NHKテレビ英語会話Ⅱ Sir Randolph Quirk

The last Gazette interview with the descriptive grammarian Randolph Quirk, who died recently aged 97, took place in the House of Lords tearoom.

We were discussing the friendship between Quirk and A.S. Hornby, founder of the Oxford Advanced Learners’ Dictionary.

Lord Quirk of Bloomsbury, to give him his full title, was in fine fettle.

‘Remember, at this time transformational grammar was being taught in English language classes,’ he complained. ‘Even Chomsky thought that was b****s.’
Randolph, as he always insisted on being called, was at least as important to English language teaching as Hornby or even Chomsky.

If we know anything about spoken grammar, it is because Randolph insisted it was in the Survey of English Usage.

If we use modern terms for parts of speech like determiners and quantifiers, it is because he insisted on throwing out the old Latin formulations.

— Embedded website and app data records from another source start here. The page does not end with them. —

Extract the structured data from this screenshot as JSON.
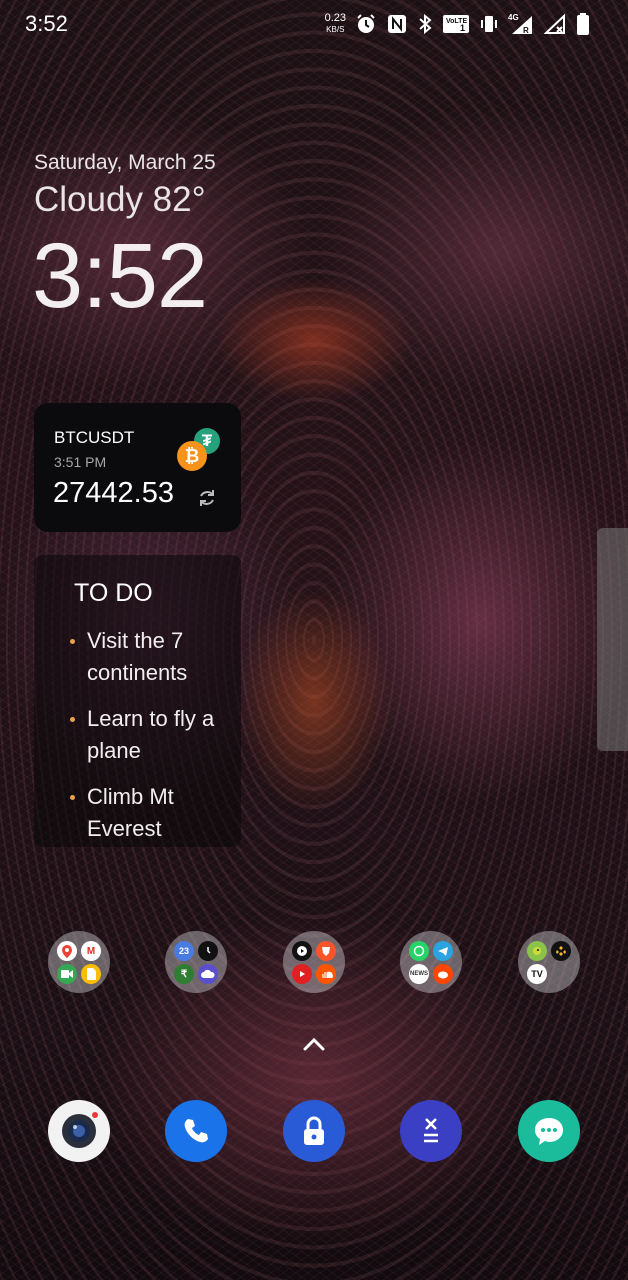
{
  "status_bar": {
    "time": "3:52",
    "net_speed": "0.23",
    "net_unit": "KB/S",
    "network_type": "4G",
    "icons": [
      "alarm-icon",
      "nfc-icon",
      "bluetooth-icon",
      "volte-icon",
      "vibrate-icon",
      "signal-icon",
      "wifi-off-icon",
      "battery-icon"
    ]
  },
  "lockscreen": {
    "date": "Saturday, March 25",
    "weather": "Cloudy 82°",
    "clock": "3:52"
  },
  "crypto_widget": {
    "symbol": "BTCUSDT",
    "time": "3:51 PM",
    "price": "27442.53",
    "icons": [
      "bitcoin-icon",
      "tether-icon",
      "refresh-icon"
    ]
  },
  "todo_widget": {
    "title": "TO DO",
    "items": [
      "Visit the 7 continents",
      "Learn to fly a plane",
      "Climb Mt Everest"
    ]
  },
  "folders": [
    {
      "name": "google-apps-folder",
      "apps": [
        "maps-icon",
        "gmail-icon",
        "meet-icon",
        "files-icon"
      ]
    },
    {
      "name": "utilities-folder",
      "apps": [
        "calendar-icon",
        "clock-icon",
        "payments-icon",
        "weather-icon"
      ],
      "calendar_day": "23"
    },
    {
      "name": "media-folder",
      "apps": [
        "player-icon",
        "brave-icon",
        "youtube-icon",
        "soundcloud-icon"
      ]
    },
    {
      "name": "social-folder",
      "apps": [
        "whatsapp-icon",
        "telegram-icon",
        "news-icon",
        "reddit-icon"
      ]
    },
    {
      "name": "trading-folder",
      "apps": [
        "parrot-icon",
        "binance-icon",
        "tradingview-icon",
        "empty-slot"
      ]
    }
  ],
  "dock": [
    "camera-icon",
    "phone-icon",
    "lock-icon",
    "calculator-icon",
    "messages-icon"
  ],
  "colors": {
    "bitcoin": "#f7931a",
    "tether": "#26a17b",
    "todo_bullet": "#e8a24a",
    "phone": "#1a73e8",
    "lock": "#2a5bd7",
    "calculator": "#3b3fc4",
    "messages": "#1abc9c"
  }
}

With Greenbaum, Leech and Svartvic, he produced the Comprehensive Grammar of the English Language, the first complete descriptive grammar of English.

We owe him so much. Always a friend to the Gazette, ready to dispense wit and wisdom, he appeared on our front page a dozen times.

The man was a headline walking. Take, for example, the time he complained that, following his campaign to improve conditions in English schools, all the government had done was send a visiting party of MPs to look at schools in New York.

‘New York?’ he roared. ‘What can we learn from New York? They are worse than we are. They should just get on a train and go to Scotland.’

Or take the time he admitted, in a two-page interview, that he funded his undergraduate studies by playing the jazz clarinet.

He was once asked his views on the disappearance of the Manx language.

This native Manxman whose own father was one of the last native speakers of the language, said, ‘Completely useless language. I’m glad it’s gone.’

Yet this was a man who, when he was stationed in Wales during the war, learned Welsh so he could sing in a choir.

A man who taught Anglo Saxon and studied Ancient Norse.

And he was someone who loved the Isle of Man, where he was born on a farm his family had worked for 300 years, although he seldom visited it.

When he heard that a group of Manx businessmen, including my father, were campaigning to open a language school, he flew home with me to lobby for it.

Another front page for the Gazette.

I will always remember a speech David Crystal gave at the British Library in honour of Randolph Quirk, his old boss at the Survey of English Usage.

‘He is Obi-wan Kinobi,’ said Crystal, ‘and we were just his Jedi.’ Rest in peace Randolph Quirk, grammarian, Vice Chancellor, life peer, jazz musician, Manxman.

The force was with you.

Pic courtesy: NHKテレビ英語会話Ⅱ